+++ Excerpted records +++

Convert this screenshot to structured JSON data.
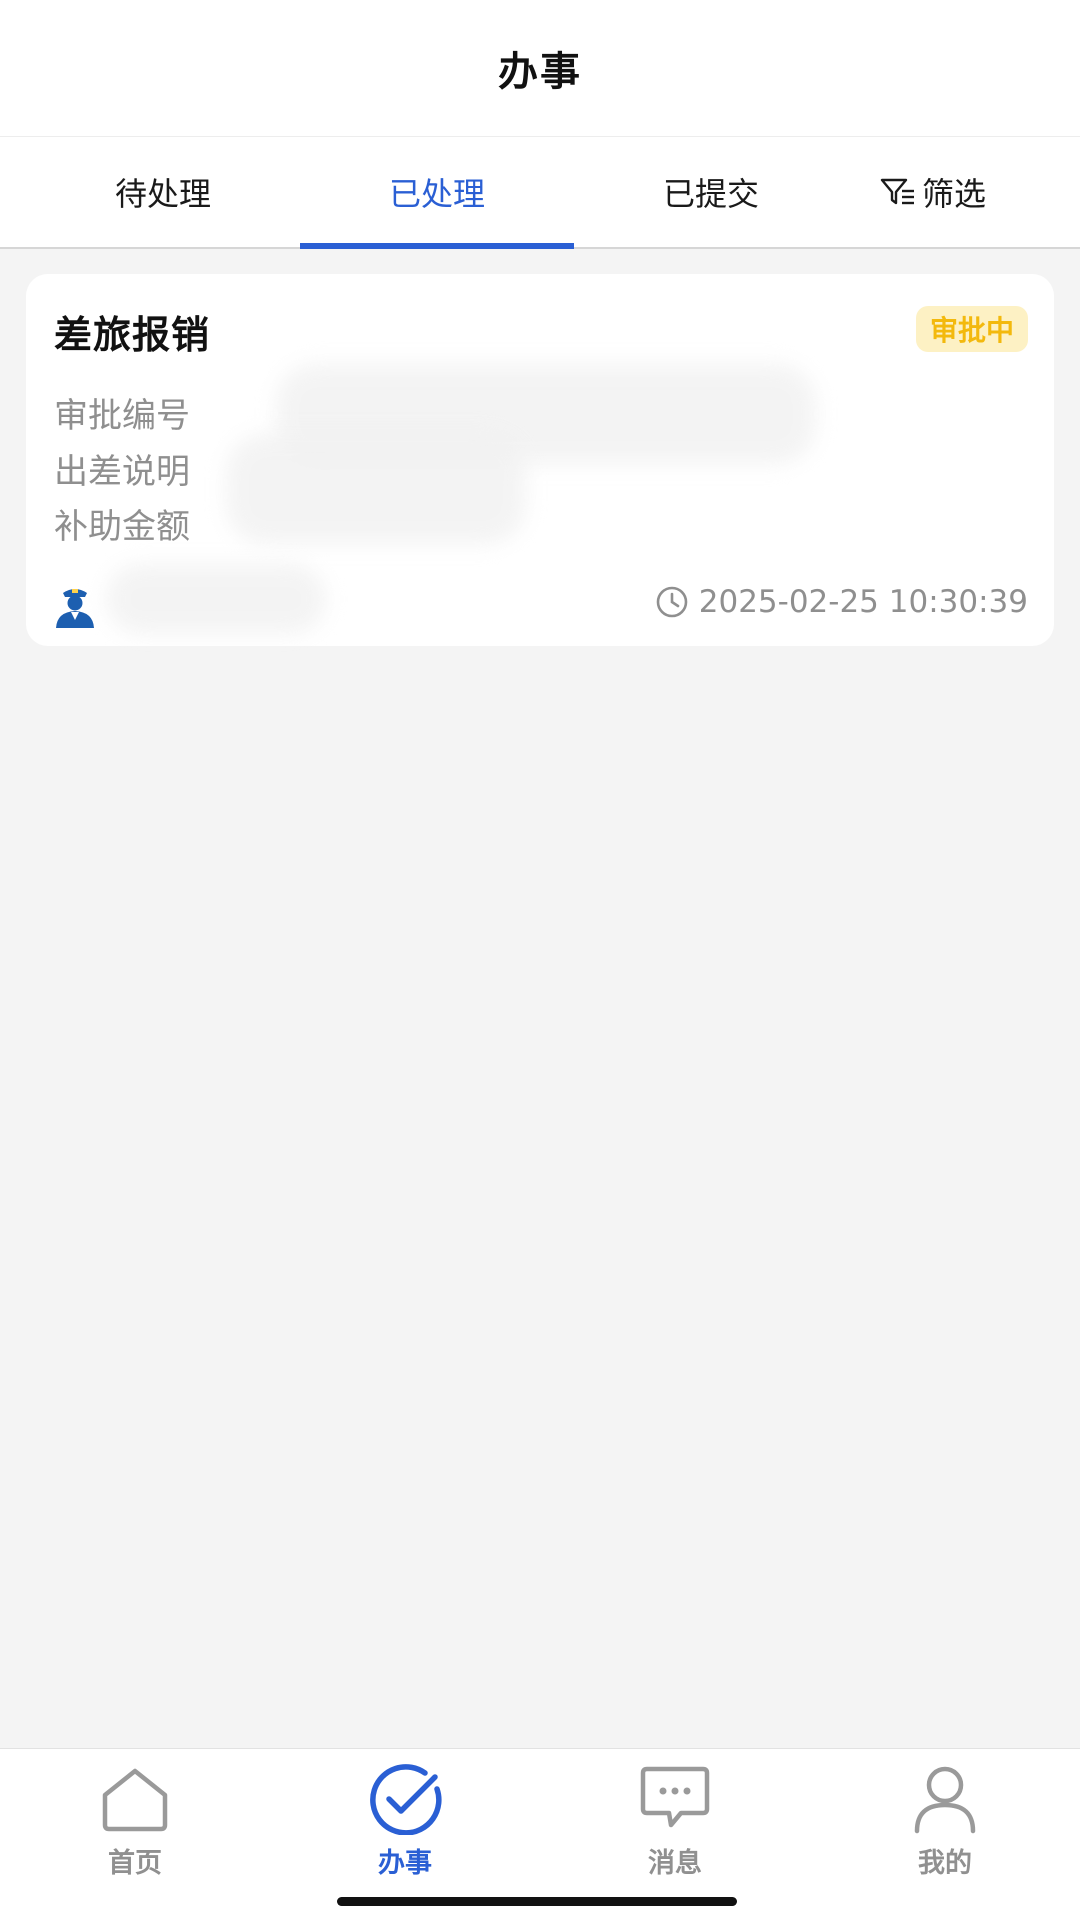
{
  "header": {
    "title": "办事"
  },
  "tabs": [
    {
      "label": "待处理"
    },
    {
      "label": "已处理"
    },
    {
      "label": "已提交"
    }
  ],
  "filter": {
    "label": "筛选",
    "icon": "filter-icon"
  },
  "active_tab": "已处理",
  "card": {
    "title": "差旅报销",
    "status": "审批中",
    "fields": [
      "审批编号",
      "出差说明",
      "补助金额"
    ],
    "avatar_icon": "police-officer-icon",
    "timestamp": "2025-02-25 10:30:39"
  },
  "bottom_nav": [
    {
      "label": "首页",
      "icon": "home-icon"
    },
    {
      "label": "办事",
      "icon": "check-circle-icon"
    },
    {
      "label": "消息",
      "icon": "chat-icon"
    },
    {
      "label": "我的",
      "icon": "user-icon"
    }
  ],
  "colors": {
    "accent": "#2a5fd4",
    "badge_bg": "#fdf1c4",
    "badge_text": "#f3b90d",
    "muted_text": "#8f8f8f",
    "page_bg": "#f4f4f4"
  }
}
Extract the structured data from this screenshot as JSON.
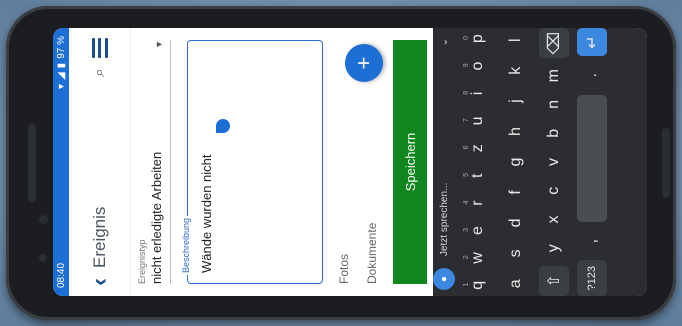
{
  "status": {
    "time": "08:40",
    "battery": "97 %"
  },
  "appbar": {
    "title": "Ereignis"
  },
  "form": {
    "type_label": "Ereignistyp",
    "type_value": "nicht erledigte Arbeiten",
    "desc_label": "Beschreibung",
    "desc_value": "Wände wurden nicht",
    "photos_label": "Fotos",
    "documents_label": "Dokumente",
    "save_label": "Speichern",
    "fab_label": "+"
  },
  "keyboard": {
    "voice_prompt": "Jetzt sprechen...",
    "row1": [
      "q",
      "w",
      "e",
      "r",
      "t",
      "z",
      "u",
      "i",
      "o",
      "p"
    ],
    "row1_alt": [
      "1",
      "2",
      "3",
      "4",
      "5",
      "6",
      "7",
      "8",
      "9",
      "0"
    ],
    "row2": [
      "a",
      "s",
      "d",
      "f",
      "g",
      "h",
      "j",
      "k",
      "l"
    ],
    "row3": [
      "y",
      "x",
      "c",
      "v",
      "b",
      "n",
      "m"
    ],
    "symbols_label": "?123",
    "comma": ",",
    "period": "."
  }
}
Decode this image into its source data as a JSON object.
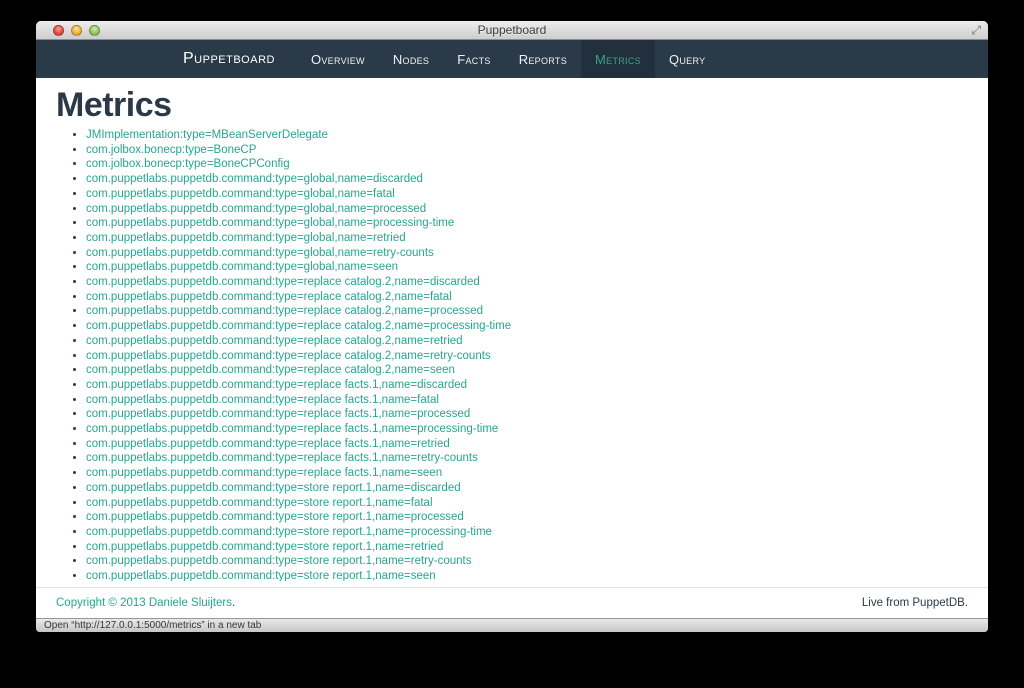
{
  "window": {
    "title": "Puppetboard",
    "statusbar_text": "Open “http://127.0.0.1:5000/metrics” in a new tab"
  },
  "icons": {
    "fullscreen": "⤢"
  },
  "navbar": {
    "brand": "Puppetboard",
    "items": [
      {
        "label": "Overview",
        "active": false
      },
      {
        "label": "Nodes",
        "active": false
      },
      {
        "label": "Facts",
        "active": false
      },
      {
        "label": "Reports",
        "active": false
      },
      {
        "label": "Metrics",
        "active": true
      },
      {
        "label": "Query",
        "active": false
      }
    ]
  },
  "page": {
    "title": "Metrics",
    "metrics": [
      "JMImplementation:type=MBeanServerDelegate",
      "com.jolbox.bonecp:type=BoneCP",
      "com.jolbox.bonecp:type=BoneCPConfig",
      "com.puppetlabs.puppetdb.command:type=global,name=discarded",
      "com.puppetlabs.puppetdb.command:type=global,name=fatal",
      "com.puppetlabs.puppetdb.command:type=global,name=processed",
      "com.puppetlabs.puppetdb.command:type=global,name=processing-time",
      "com.puppetlabs.puppetdb.command:type=global,name=retried",
      "com.puppetlabs.puppetdb.command:type=global,name=retry-counts",
      "com.puppetlabs.puppetdb.command:type=global,name=seen",
      "com.puppetlabs.puppetdb.command:type=replace catalog.2,name=discarded",
      "com.puppetlabs.puppetdb.command:type=replace catalog.2,name=fatal",
      "com.puppetlabs.puppetdb.command:type=replace catalog.2,name=processed",
      "com.puppetlabs.puppetdb.command:type=replace catalog.2,name=processing-time",
      "com.puppetlabs.puppetdb.command:type=replace catalog.2,name=retried",
      "com.puppetlabs.puppetdb.command:type=replace catalog.2,name=retry-counts",
      "com.puppetlabs.puppetdb.command:type=replace catalog.2,name=seen",
      "com.puppetlabs.puppetdb.command:type=replace facts.1,name=discarded",
      "com.puppetlabs.puppetdb.command:type=replace facts.1,name=fatal",
      "com.puppetlabs.puppetdb.command:type=replace facts.1,name=processed",
      "com.puppetlabs.puppetdb.command:type=replace facts.1,name=processing-time",
      "com.puppetlabs.puppetdb.command:type=replace facts.1,name=retried",
      "com.puppetlabs.puppetdb.command:type=replace facts.1,name=retry-counts",
      "com.puppetlabs.puppetdb.command:type=replace facts.1,name=seen",
      "com.puppetlabs.puppetdb.command:type=store report.1,name=discarded",
      "com.puppetlabs.puppetdb.command:type=store report.1,name=fatal",
      "com.puppetlabs.puppetdb.command:type=store report.1,name=processed",
      "com.puppetlabs.puppetdb.command:type=store report.1,name=processing-time",
      "com.puppetlabs.puppetdb.command:type=store report.1,name=retried",
      "com.puppetlabs.puppetdb.command:type=store report.1,name=retry-counts",
      "com.puppetlabs.puppetdb.command:type=store report.1,name=seen"
    ]
  },
  "footer": {
    "copyright": "Copyright © 2013 Daniele Sluijters",
    "copyright_suffix": ".",
    "right_text": "Live from PuppetDB."
  },
  "colors": {
    "link": "#26a690",
    "navbar_bg": "#2b3a49",
    "navbar_active_bg": "#222f3c",
    "navbar_active_text": "#3aa189",
    "heading": "#2b3947"
  }
}
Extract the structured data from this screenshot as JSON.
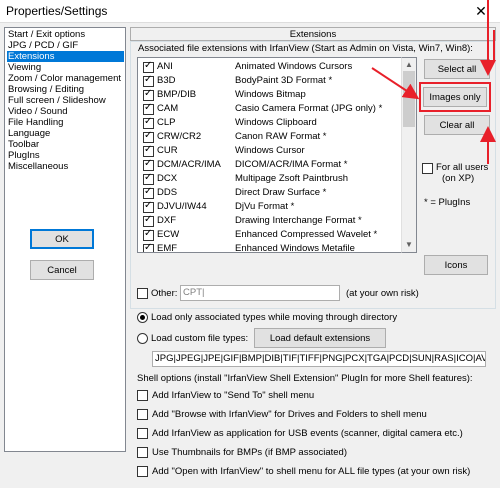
{
  "window": {
    "title": "Properties/Settings",
    "close_glyph": "✕"
  },
  "sidebar": {
    "items": [
      {
        "label": "Start / Exit options",
        "selected": false
      },
      {
        "label": "JPG / PCD / GIF",
        "selected": false
      },
      {
        "label": "Extensions",
        "selected": true
      },
      {
        "label": "Viewing",
        "selected": false
      },
      {
        "label": "Zoom / Color management",
        "selected": false
      },
      {
        "label": "Browsing / Editing",
        "selected": false
      },
      {
        "label": "Full screen / Slideshow",
        "selected": false
      },
      {
        "label": "Video / Sound",
        "selected": false
      },
      {
        "label": "File Handling",
        "selected": false
      },
      {
        "label": "Language",
        "selected": false
      },
      {
        "label": "Toolbar",
        "selected": false
      },
      {
        "label": "PlugIns",
        "selected": false
      },
      {
        "label": "Miscellaneous",
        "selected": false
      }
    ],
    "ok_label": "OK",
    "cancel_label": "Cancel"
  },
  "extensions": {
    "tab_title": "Extensions",
    "assoc_heading": "Associated file extensions with IrfanView (Start as Admin on Vista, Win7, Win8):",
    "items": [
      {
        "ext": "ANI",
        "desc": "Animated Windows Cursors",
        "checked": true
      },
      {
        "ext": "B3D",
        "desc": "BodyPaint 3D Format *",
        "checked": true
      },
      {
        "ext": "BMP/DIB",
        "desc": "Windows Bitmap",
        "checked": true
      },
      {
        "ext": "CAM",
        "desc": "Casio Camera Format (JPG only) *",
        "checked": true
      },
      {
        "ext": "CLP",
        "desc": "Windows Clipboard",
        "checked": true
      },
      {
        "ext": "CRW/CR2",
        "desc": "Canon RAW Format *",
        "checked": true
      },
      {
        "ext": "CUR",
        "desc": "Windows Cursor",
        "checked": true
      },
      {
        "ext": "DCM/ACR/IMA",
        "desc": "DICOM/ACR/IMA Format *",
        "checked": true
      },
      {
        "ext": "DCX",
        "desc": "Multipage Zsoft Paintbrush",
        "checked": true
      },
      {
        "ext": "DDS",
        "desc": "Direct Draw Surface *",
        "checked": true
      },
      {
        "ext": "DJVU/IW44",
        "desc": "DjVu Format *",
        "checked": true
      },
      {
        "ext": "DXF",
        "desc": "Drawing Interchange Format *",
        "checked": true
      },
      {
        "ext": "ECW",
        "desc": "Enhanced Compressed Wavelet *",
        "checked": true
      },
      {
        "ext": "EMF",
        "desc": "Enhanced Windows Metafile",
        "checked": true
      }
    ],
    "select_all_label": "Select all",
    "images_only_label": "Images only",
    "clear_all_label": "Clear all",
    "for_all_users_line1": "For all users",
    "for_all_users_line2": "(on XP)",
    "plugins_note": "* = PlugIns",
    "icons_label": "Icons",
    "other_label": "Other:",
    "other_value": "CPT|",
    "other_note": "(at your own risk)",
    "load_only_assoc_label": "Load only associated types while moving through directory",
    "load_custom_label": "Load custom file types:",
    "load_default_label": "Load default extensions",
    "custom_types_value": "JPG|JPEG|JPE|GIF|BMP|DIB|TIF|TIFF|PNG|PCX|TGA|PCD|SUN|RAS|ICO|AVI|IFF|PF"
  },
  "shell": {
    "heading": "Shell options (install \"IrfanView Shell Extension\" PlugIn for more Shell features):",
    "options": [
      {
        "label": "Add IrfanView to \"Send To\" shell menu",
        "checked": false
      },
      {
        "label": "Add \"Browse with IrfanView\" for Drives and Folders to shell menu",
        "checked": false
      },
      {
        "label": "Add IrfanView as application for USB events (scanner, digital camera etc.)",
        "checked": false
      },
      {
        "label": "Use Thumbnails for BMPs (if BMP associated)",
        "checked": false
      },
      {
        "label": "Add \"Open with IrfanView\" to shell menu for ALL file types (at your own risk)",
        "checked": false
      }
    ]
  },
  "colors": {
    "selection": "#0078d7",
    "annotation": "#e8202a",
    "dialog_bg": "#f0f0f0"
  }
}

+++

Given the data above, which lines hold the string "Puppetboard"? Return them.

# Answer space
    "title": "Puppetboard",
    "brand": "Puppetboard",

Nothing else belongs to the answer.